▸ **About this task**: Note every line in the entries that contains the string "JSON", and copy it.

▸ **Data for review**:

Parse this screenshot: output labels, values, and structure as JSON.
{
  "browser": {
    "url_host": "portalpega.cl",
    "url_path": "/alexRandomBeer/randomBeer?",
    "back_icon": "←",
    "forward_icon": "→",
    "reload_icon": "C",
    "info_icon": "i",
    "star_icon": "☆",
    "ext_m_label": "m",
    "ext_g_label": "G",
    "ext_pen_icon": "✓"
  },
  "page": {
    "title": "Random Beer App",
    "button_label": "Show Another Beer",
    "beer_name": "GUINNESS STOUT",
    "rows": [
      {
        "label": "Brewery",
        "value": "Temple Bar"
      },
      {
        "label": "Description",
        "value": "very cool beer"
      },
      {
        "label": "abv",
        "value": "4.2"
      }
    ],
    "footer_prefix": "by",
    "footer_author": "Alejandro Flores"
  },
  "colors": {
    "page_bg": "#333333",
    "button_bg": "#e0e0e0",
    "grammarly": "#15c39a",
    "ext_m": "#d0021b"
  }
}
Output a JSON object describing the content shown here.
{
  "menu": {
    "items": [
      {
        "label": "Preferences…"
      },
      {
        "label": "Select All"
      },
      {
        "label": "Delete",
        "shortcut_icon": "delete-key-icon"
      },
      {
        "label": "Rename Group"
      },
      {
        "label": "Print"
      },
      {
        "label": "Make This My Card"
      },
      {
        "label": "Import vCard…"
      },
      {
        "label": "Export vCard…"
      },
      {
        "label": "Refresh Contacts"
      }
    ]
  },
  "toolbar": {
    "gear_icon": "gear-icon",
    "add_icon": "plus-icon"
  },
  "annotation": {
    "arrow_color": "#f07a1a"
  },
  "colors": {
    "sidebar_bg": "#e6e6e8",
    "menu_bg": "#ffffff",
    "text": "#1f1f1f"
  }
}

▸ **Answer space**:
Parse this screenshot: output labels, values, and structure as JSON.
Output a JSON object describing the content shown here.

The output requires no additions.